Coaches and sports activities psychologists use visualization strategies to improve performance, grow team morale, and ease the jitters earlier than a game. Jack Nicholas, Jean-Claude Killy, Carl Lewis, Mary Lou Retton, and Greg Louganis have spoken about dramatic modifications in their overall performance, even with visible and imagery strategies. Those high-quality athletes have excellent intellectual competencies that place them at the pinnacle of their sport. Australian psychologist Alan Richardson did a traditional take a look at. Dr. Richardson selected three random agencies of basketball gamers without previous experience with visual or imagery strategies.

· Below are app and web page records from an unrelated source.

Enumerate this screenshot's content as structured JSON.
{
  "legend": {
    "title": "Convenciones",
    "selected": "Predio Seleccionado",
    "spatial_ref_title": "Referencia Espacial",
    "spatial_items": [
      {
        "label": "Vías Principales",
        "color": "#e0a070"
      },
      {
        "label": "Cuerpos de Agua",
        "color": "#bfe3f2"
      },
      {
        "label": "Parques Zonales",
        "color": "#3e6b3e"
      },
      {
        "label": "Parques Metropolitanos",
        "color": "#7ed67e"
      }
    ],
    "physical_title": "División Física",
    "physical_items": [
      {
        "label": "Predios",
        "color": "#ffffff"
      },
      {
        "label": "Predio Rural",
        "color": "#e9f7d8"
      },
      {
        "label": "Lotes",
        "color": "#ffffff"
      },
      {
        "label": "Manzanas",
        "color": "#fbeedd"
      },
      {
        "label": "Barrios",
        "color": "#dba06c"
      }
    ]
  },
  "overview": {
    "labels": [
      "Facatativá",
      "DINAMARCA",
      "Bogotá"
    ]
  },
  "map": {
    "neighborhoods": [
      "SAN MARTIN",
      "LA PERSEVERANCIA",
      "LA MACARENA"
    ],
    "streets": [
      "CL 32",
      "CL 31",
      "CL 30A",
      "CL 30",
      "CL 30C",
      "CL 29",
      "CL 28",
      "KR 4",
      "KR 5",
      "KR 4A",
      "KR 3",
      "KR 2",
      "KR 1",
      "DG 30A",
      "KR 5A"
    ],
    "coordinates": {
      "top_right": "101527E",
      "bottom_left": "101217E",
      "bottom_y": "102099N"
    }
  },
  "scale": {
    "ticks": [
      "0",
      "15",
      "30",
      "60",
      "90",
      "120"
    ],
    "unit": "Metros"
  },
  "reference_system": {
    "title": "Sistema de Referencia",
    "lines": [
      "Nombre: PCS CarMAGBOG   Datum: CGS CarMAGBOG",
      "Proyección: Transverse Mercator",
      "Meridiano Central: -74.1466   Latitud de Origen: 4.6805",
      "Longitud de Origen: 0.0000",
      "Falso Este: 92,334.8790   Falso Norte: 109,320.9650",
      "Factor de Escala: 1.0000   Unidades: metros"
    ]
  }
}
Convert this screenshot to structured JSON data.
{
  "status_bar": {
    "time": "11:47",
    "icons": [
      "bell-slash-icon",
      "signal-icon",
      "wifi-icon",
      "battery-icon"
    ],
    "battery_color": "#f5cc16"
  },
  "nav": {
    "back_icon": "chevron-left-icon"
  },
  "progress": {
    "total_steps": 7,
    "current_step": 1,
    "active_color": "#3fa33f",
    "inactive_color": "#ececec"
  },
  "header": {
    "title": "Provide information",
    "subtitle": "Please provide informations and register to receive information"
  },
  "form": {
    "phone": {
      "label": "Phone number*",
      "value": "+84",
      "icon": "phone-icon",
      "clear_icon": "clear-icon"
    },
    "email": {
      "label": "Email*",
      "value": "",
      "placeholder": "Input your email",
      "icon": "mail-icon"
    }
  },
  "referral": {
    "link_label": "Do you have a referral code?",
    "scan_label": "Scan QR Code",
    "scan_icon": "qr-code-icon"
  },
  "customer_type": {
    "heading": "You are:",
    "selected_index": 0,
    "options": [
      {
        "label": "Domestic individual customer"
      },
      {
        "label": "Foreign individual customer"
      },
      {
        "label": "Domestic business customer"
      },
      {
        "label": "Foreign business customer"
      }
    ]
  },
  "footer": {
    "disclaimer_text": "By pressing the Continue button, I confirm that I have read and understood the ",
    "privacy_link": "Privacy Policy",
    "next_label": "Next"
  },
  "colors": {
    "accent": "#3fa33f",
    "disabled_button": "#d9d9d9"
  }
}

Each group was told to shoot a chain of unfastened throws, and their scores were recorded. Group #1 was also advised to practice loose throwing for the next twenty days. Group #2 can no longer touch a basketball for the following twenty days. Finally, Group #3 told them to visualize themselves making correct loose throws for the next twenty days. For several weeks, numerous minutes each day, Group #3 used all of their inner senses to visualize best-unfastened throws. In their minds, they felt the ball quickly leave their arms and follow a perfect course to the ring. As they envisioned the ball going without delay to the call, they felt the exhilaration of achievement glide through their bodies. They mentally became excited as they imagined fulfillment after the triumph.